AS Cornwall faces at least six weeks cut off from the national rail network, our Cornish newspapers are joining forces to demand the Government finally funds a service fit for the 21st Century.
A promise was made in Westminster yesterday to review alternative routes to the current line through Dawlish, which has been washed away in this week's storms.
However, we at the West Briton, The Cornishman and Cornish Guardian, along with our sister titles the Western Morning News and Plymouth Herald, want the polititians to go one step further, and to commit to creating a second line into the Duchy to provide resilience in extreme weather.
The project would cost a fraction of the planned spend on the HS2 project - the high speed link between London and the north - and is vital for the economy of the whole west country.
There are many options that could be considered for re-routing, including reviving a 50-mile stretch from Exeter to Newton Abbot, which closed in 1958.
A heftier price-tag would come with bringing back a link from Exeter to Plymouth via Okehampton on the edge of Dartmoor, but this would mean no rail services to Dawlish, Teignmouth, Torbay, Totnes or Ivybridge if the coastal line closed.
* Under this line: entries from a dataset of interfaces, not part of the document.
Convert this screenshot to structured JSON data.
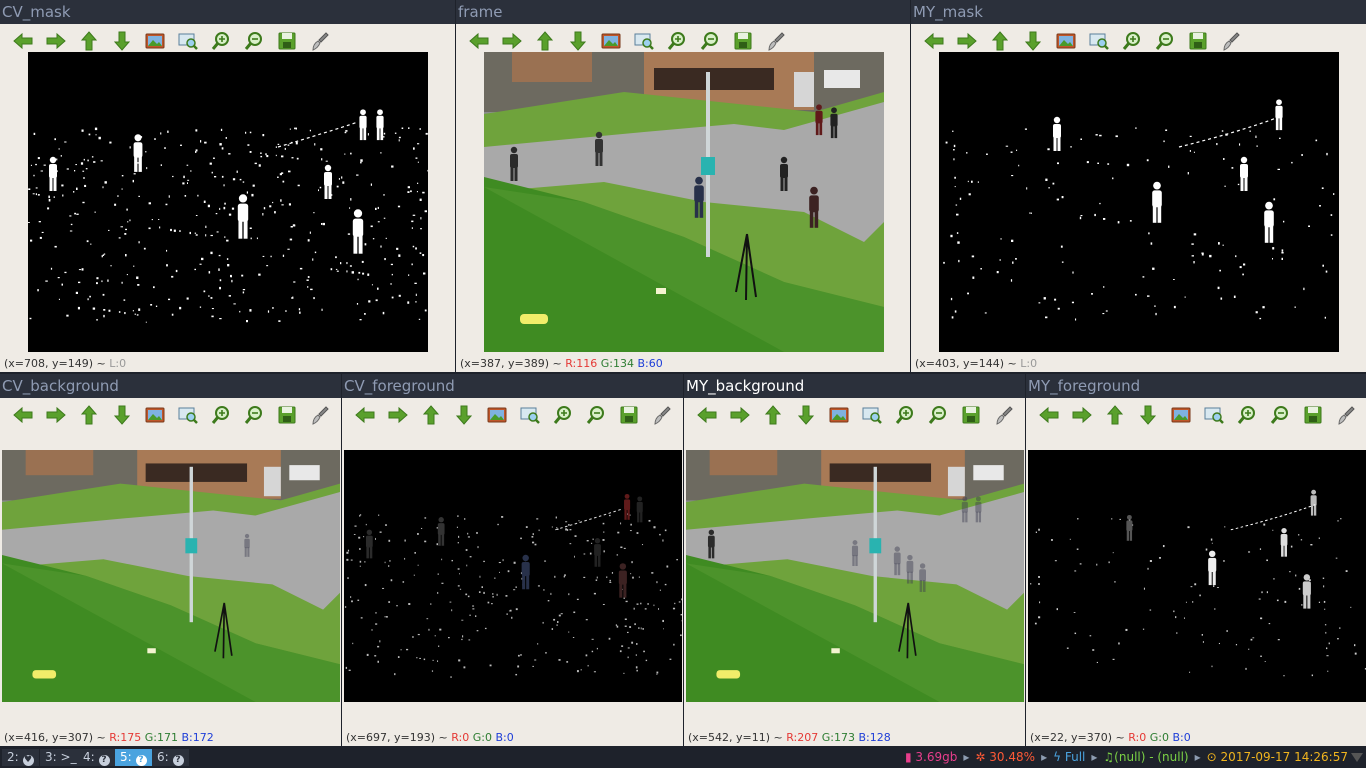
{
  "windows": [
    {
      "id": "cv-mask",
      "title": "CV_mask",
      "status": {
        "coords": "(x=708, y=149)",
        "sep": " ~ ",
        "l": "L:0"
      }
    },
    {
      "id": "frame",
      "title": "frame",
      "status": {
        "coords": "(x=387, y=389)",
        "sep": " ~ ",
        "r": "R:116",
        "g": "G:134",
        "b": "B:60"
      }
    },
    {
      "id": "my-mask",
      "title": "MY_mask",
      "status": {
        "coords": "(x=403, y=144)",
        "sep": " ~ ",
        "l": "L:0"
      }
    },
    {
      "id": "cv-background",
      "title": "CV_background",
      "status": {
        "coords": "(x=416, y=307)",
        "sep": " ~ ",
        "r": "R:175",
        "g": "G:171",
        "b": "B:172"
      }
    },
    {
      "id": "cv-foreground",
      "title": "CV_foreground",
      "status": {
        "coords": "(x=697, y=193)",
        "sep": " ~ ",
        "r": "R:0",
        "g": "G:0",
        "b": "B:0"
      }
    },
    {
      "id": "my-background",
      "title": "MY_background",
      "status": {
        "coords": "(x=542, y=11)",
        "sep": " ~ ",
        "r": "R:207",
        "g": "G:173",
        "b": "B:128"
      }
    },
    {
      "id": "my-foreground",
      "title": "MY_foreground",
      "status": {
        "coords": "(x=22, y=370)",
        "sep": " ~ ",
        "r": "R:0",
        "g": "G:0",
        "b": "B:0"
      }
    }
  ],
  "toolbar_icons": [
    "arrow-left-icon",
    "arrow-right-icon",
    "arrow-up-icon",
    "arrow-down-icon",
    "image-icon",
    "zoom-region-icon",
    "zoom-in-icon",
    "zoom-out-icon",
    "save-icon",
    "brush-icon"
  ],
  "colors": {
    "toolbar_green": "#5aa02c",
    "panel_bg": "#efebe5",
    "title_bg": "#2b303b",
    "accent": "#4aa3df"
  },
  "taskbar": {
    "workspaces": [
      {
        "label": "2:",
        "icon": "♥"
      },
      {
        "label": "3:",
        "icon": ">_"
      },
      {
        "label": "4:",
        "icon": "?"
      },
      {
        "label": "5:",
        "icon": "?"
      },
      {
        "label": "6:",
        "icon": "?"
      }
    ],
    "memory": "3.69gb",
    "cpu": "30.48%",
    "battery": "Full",
    "music": "(null) - (null)",
    "datetime": "2017-09-17 14:26:57"
  }
}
At Transport Questions in the House of Commons this morning, the Secretary of State Patrick McLoughlin said he wanted the service restored “as quickly as possible”, but also pledged a “more rigorous review of some of the other alternatives that may be available”.
In 2006, Labour ministers ruled out the idea of re-routing, arguing Network Rail believed seafront defences in Dawlish were unlikely to fail “in the foreseeable future”.
Mr McLoughlin’s statement in the Commons followed an angry meeting with MPs in the region from all parties.
He said: “The immediate priority is to assess the damage and develop a plan for getting the line back into service as soon as possible.
“But I am acutely conscious of the need to develop a long-term solution to the resilience of the rail network in the South West. And I have asked for a report to me on the options for addressing this problem.”
MPs across Devon and Cornwall are calling for a meaningful response as the line at Dawlish hangs by a thread.
Andrew George, Liberal Democrat MP for St Ives, said: “When billions are being spent on glitzy schemes like HS2 and Crossrail, it is not too much to ask that the Government puts resources into ensuring the long-term resilience of the line to Penzance, including the possibility of re-routing the line or providing a back up diversionary route.”
Mr McLoughlin will be hauled before MPs on the Transport Select Committee on February 25, revealed Adrian Sanders, Lib Dem MP for Torbay, who serves on the cross-party committee.
Answering questions over flooding in the Commons, Local Government Secretary Eric Pickles said there were “no restrictions” on help to fix the railway line and the Armed Forces were there “should local authorities require them”.
Shadow Transport Secretary Mary Creagh said: “Freak weather is rapidly becoming the new normal in our country.
“But every week that this line is closed costs the regional economy tens of millions of pounds.”